“Oh I have some idea.” Alain said, “I asked my neighbor to look at the papers and he said the notebooks might be a diary of someone’s trip to Africa, and the papers seemed to be about a party at someone’s estate. He said they didn’t make much sense and were just fancy scribbling.
“So what did you do with all of it?”
“Why I used the papers to light the stove. In winter I crumpled up some of the sheets and stuffed them in around the windows to keep out the drafts.”
“So you saved nothing?”
“No, it was of better use to me as kindling.”
We sat in relative silence enjoying our afternoon meal. Then, as I sat on the edge of my chair trying very hard not to show my disappointment, a disappointment they would have no way of sharing, I let my gaze wander about the room. There were pictures of what I suppose were their children and grandchildren on the mantle, a few still-life paintings of flowers, and one of the Eiffel tower, and next to a doorway that led perhaps to their bedroom a small framed line or two of verse. I asked if they minded if I looked at the pictures and photographs and they were delighted in my interest. I expected the framed line of text to be a proverb like ‘A stitch in time saves nine’, or “God Bless Our House,” but was startled to read: ‘The brightness dims within the glass and everything darkens.’ I must have gasped as Mireille jumped to her feet, concerned I was choking. “No, no, I’m all right,” I said, “it’s just I didn’t expect to find anything like this on your wall.” I pointed to the framed line of text. “Do you remember where you got this?”
Alain pushed himself to his feet and joined me. “That,” he said, “I forgot, I guess I did save something from the chest. I had the postman look at some of the papers as well as the neighbor. He picked this out as something I might want on my tombstone and so I saved it. Like I said, we can’t read very well but I think it says: ‘When the brightness dims everything darkens.’”
“Yes,” I said, “it does say something like that.”
Back at the hotel I sat quietly in my room and wondered if it was possible the chest had been filled with manuscripts and notes by Raymond Roussel? or some other author? I’ll never know for sure of course, but what an unfortunate tragedy if they were. I still shudder when I envision the burning of the Library at Alexandria, or the wanton destruction by Spanish priests of almost all the Mayan codex’s, and this, the loss of so many unknown manuscripts, whether by Roussel, or someone else.

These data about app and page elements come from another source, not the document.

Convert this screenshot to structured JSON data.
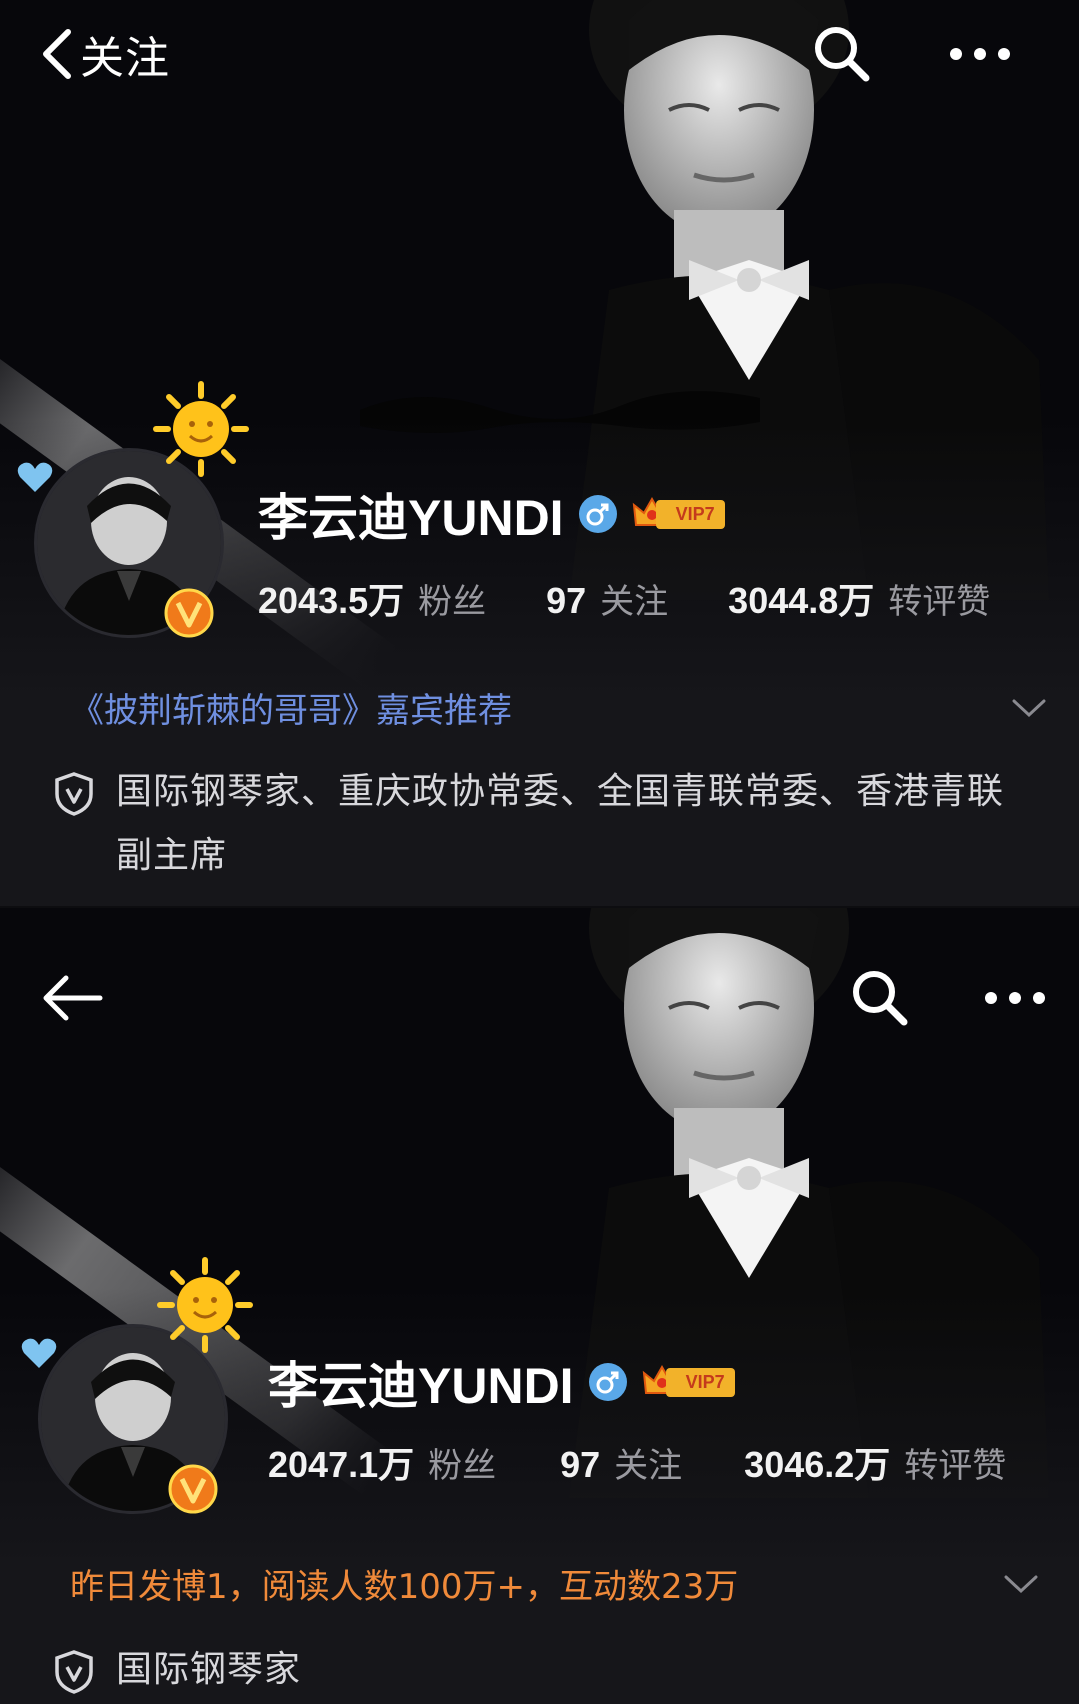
{
  "panels": [
    {
      "back_label": "关注",
      "profile": {
        "name": "李云迪YUNDI",
        "vip": "VIP7",
        "stats": [
          {
            "value": "2043.5万",
            "label": "粉丝"
          },
          {
            "value": "97",
            "label": "关注"
          },
          {
            "value": "3044.8万",
            "label": "转评赞"
          }
        ]
      },
      "promo_text": "《披荆斩棘的哥哥》嘉宾推荐",
      "verification": "国际钢琴家、重庆政协常委、全国青联常委、香港青联副主席"
    },
    {
      "back_label": "",
      "profile": {
        "name": "李云迪YUNDI",
        "vip": "VIP7",
        "stats": [
          {
            "value": "2047.1万",
            "label": "粉丝"
          },
          {
            "value": "97",
            "label": "关注"
          },
          {
            "value": "3046.2万",
            "label": "转评赞"
          }
        ]
      },
      "promo_text": "昨日发博1，阅读人数100万+，互动数23万",
      "verification": "国际钢琴家"
    }
  ],
  "colors": {
    "background": "#16161a",
    "promo_blue": "#6f8fe0",
    "promo_orange": "#f08a3a",
    "verified_orange": "#f07a1a",
    "gender_blue": "#5aa8e8",
    "vip_gold": "#f2b22a"
  },
  "icons": [
    "back-chevron-icon",
    "back-arrow-icon",
    "search-icon",
    "more-icon",
    "verified-v-icon",
    "sun-badge-icon",
    "heart-badge-icon",
    "male-icon",
    "vip-crown-icon",
    "chevron-down-icon",
    "shield-v-icon"
  ]
}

A few weeks later, back at my home in Oregon I received an email from a friend in Palermo, Italy. He has written to tell me his neighbor, while removing a large rats nest from a wall of his house, noticed it was lined with shreds of expensive looking paper. As a curiosity he showed it to my friend who is saving the nest because of one word that caught his attention, and one he knew would quicken my blood. He is certain one of the words he can see, without dismantling the nest, is Locus!